there are only five in Peking, have to be authorized by the Government. A religious motive may be at the bottom of this restriction, the large cattle being reserved for the imperial sacrifices. Moreover, the killing of animals has been interdicted at different times, and even now the slaughter houses are ordered closed, as an act of public penitence, in times of drought.
The loan houses also need an official authorization. They pay a tax on their operations to the local authorities, and are divided into three classes, according to the importance of their business. Those of the first class receive deposits from the authorities of various sums, on which they pay interest, the administration reasoning that by helping them increase their capital and enlarge their business it will be doing a philanthropic work and assisting the people. These loan offices are not at all like our pawnbrokers' shops, but are a credit institution, to which the middle class as well as the poor Chinaman has constant recourse. Being conducted on equitable terms and serving their convenience in various ways, they render great services to the Chinese people, and have become necessary to their life, and this explains the departure of the Government from its usual policy of non-interference to supervise and favor them. China has, further, large and small capitalists, and numerous credit establishments very much like ours. They may be classified as exchange offices, banks, and banks of discount. The last are at Peking, where they were founded a few decades ago by some men from Chan-Si. Their single industry is trading notes in all China and some of its dependencies. They have no monopoly, for some of the larger banks and more important traders were all doing the same; but they have regulated the business, extended it to more places, and have almost entirely suppressed the transportation of money in bulk.

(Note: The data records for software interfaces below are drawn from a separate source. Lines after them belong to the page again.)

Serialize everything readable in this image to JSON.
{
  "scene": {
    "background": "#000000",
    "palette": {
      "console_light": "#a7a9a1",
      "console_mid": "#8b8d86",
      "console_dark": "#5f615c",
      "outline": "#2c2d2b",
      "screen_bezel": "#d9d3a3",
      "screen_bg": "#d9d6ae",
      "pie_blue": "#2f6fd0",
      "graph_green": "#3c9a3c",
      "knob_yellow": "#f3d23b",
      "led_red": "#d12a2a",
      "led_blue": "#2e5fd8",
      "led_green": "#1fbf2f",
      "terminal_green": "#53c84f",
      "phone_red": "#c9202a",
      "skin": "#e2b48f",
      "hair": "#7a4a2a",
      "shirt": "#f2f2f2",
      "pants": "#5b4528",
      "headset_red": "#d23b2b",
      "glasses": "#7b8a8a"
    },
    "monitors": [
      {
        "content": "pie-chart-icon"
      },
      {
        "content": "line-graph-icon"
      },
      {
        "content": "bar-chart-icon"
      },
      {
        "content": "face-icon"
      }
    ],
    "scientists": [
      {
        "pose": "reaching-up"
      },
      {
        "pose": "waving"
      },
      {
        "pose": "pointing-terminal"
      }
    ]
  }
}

The banks of exchange perform a variety of functions on a restricted scale, charging two per cent for exchanges, issuing notes without any supervision, and lending money at two per cent a month in normal times. They are not, however, always able to pay their notes at sight, and it is well, therefore, not to keep them too long. In the provinces a bank usually accepts only its own notes. In Peking some well-known signatures are accepted everywhere after examination by an expert, who places his seal on the note he declares good, charges a fee for each verification, and is responsible for his mistakes.
The large banks, by accepting or refusing the notes of any house or by throwing money or sapiques on the market, rule in the corporation and have the whole fate of the market in their hands. The four Hengs, by the amount of their reserve, the solidity of